Justin Delgado is husband to Kacie Doyle-Delgado, diagnosed at age 11. After more than a decade together, he considers himself to be an expert carb counter and Dexcom inserter. He graduated with his Master of Science in Finance from the University of Utah in 2013 and has been working in commercial banking since then. He attended his first Friends for Life conference in 2015 and is looking forward to volunteering with the teens.
January 25, 2000
Question from Butler, Pennsylvania, USA:
I am a new RN and recently began working at a Children's hospital. I am working on the floor that cares for all of the diabetics from birth - 18. I was just wondering if you could suggest a few reference books for me to consider purchasing. There are so many out there that I'm not really sure where I should begin.
Glad to give you my set of recommendations:
I like my own textbook since it includes age-developmental guidelines and a heavy psychosocial approach to type 1 diabetes. It is no longer in print but you should be able to get a copy from the library: Brink, SJ. Pediatric and Adolescent Diabetes Mellitus. Year Book Medical Publishers.
Also, two other US textbooks are excellent. One written by Luther Travis, Ben Brouhard and Barb Schreiner and the other written by Richard Guthrie.
An international textbook is edited by Chris Kelnar, I think in 1994.
The American Diabetes Association also has a type 1 mini-textbook that would be worth reading.
All these should be available via inter-library loan or if you want to buy them via places like Amazon.com, etc.
Subscribing to Diabetes Forecast would let you know what your patients and family members are potentially reading. Subscribing to Diabetes Care and Diabetes Spectrum would also keep you abreast of new developments. All three from the ADA. IF you are serous about diabetes work, you may also consider joining the American Association of Diabetes Educators. Their journal is called The Diabetes Educator.
Additional comments from Dr. Jill Weissberg-Benchell:

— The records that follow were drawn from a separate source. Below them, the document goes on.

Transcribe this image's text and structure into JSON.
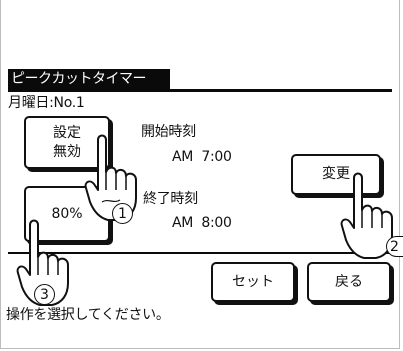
{
  "title": "ピークカットタイマー",
  "subheader": "月曜日:No.1",
  "setting_button": {
    "line1": "設定",
    "line2": "無効"
  },
  "percent_button": "80%",
  "start": {
    "label": "開始時刻",
    "time": "AM  7:00"
  },
  "end": {
    "label": "終了時刻",
    "time": "AM  8:00"
  },
  "change_button": "変更",
  "set_button": "セット",
  "back_button": "戻る",
  "message": "操作を選択してください。",
  "callouts": [
    "1",
    "2",
    "3"
  ],
  "icons": {
    "hand": "pointing-hand-icon"
  }
}
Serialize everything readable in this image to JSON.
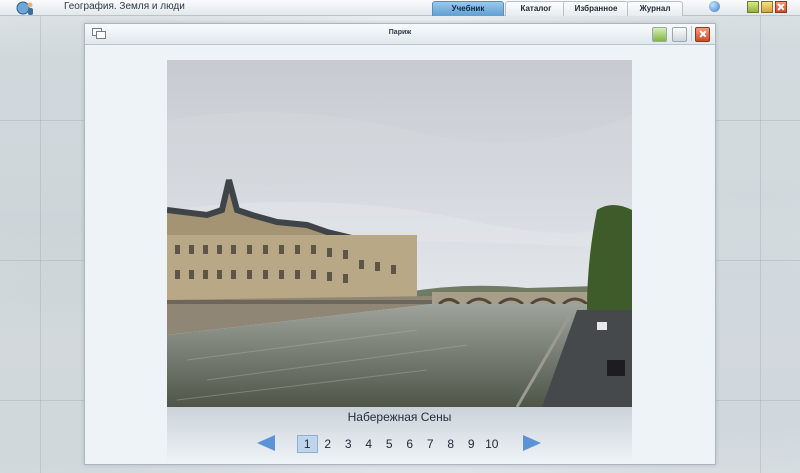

I really like the book published through the Barbara Davis Center in Denver, called Understanding Insulin-Dependent Diabetes, which you can download without charge at www.uchsc.edu/misc/diabetes/UI DDM.html. It can be ordered by calling the Children’s Diabetes Foundation in Denver at 800-695-2873.
Additional comments from Virginia Valentine, diabetes nurse specialist:
Without question, start with Sweet Kids: How to Balance Diabetes Control & Good Nutrition with Family Peace by Betty Brackenridge and Richard Rubin, published by the ADA. Available in regular bookstores or
through the ADA.
Additional comments from Dr. Donough O’Brien:
Try Books for Parents, Adults and Older Kids.
Additional comments from Dr. Kenneth J. Robertson
If you want a practical book which would be a major help in nursing children with diabetes then I recommend a manual recently written by a Swedish colleague: Insulin-Dependent Diabetes in Children, Adolescents and Adults by Ragnar Hanas; ISBN 91-630-6261-5; Published by Piara HB, Uddevalla, Sweden.
I think you should be able to get this via Amazon for around $29.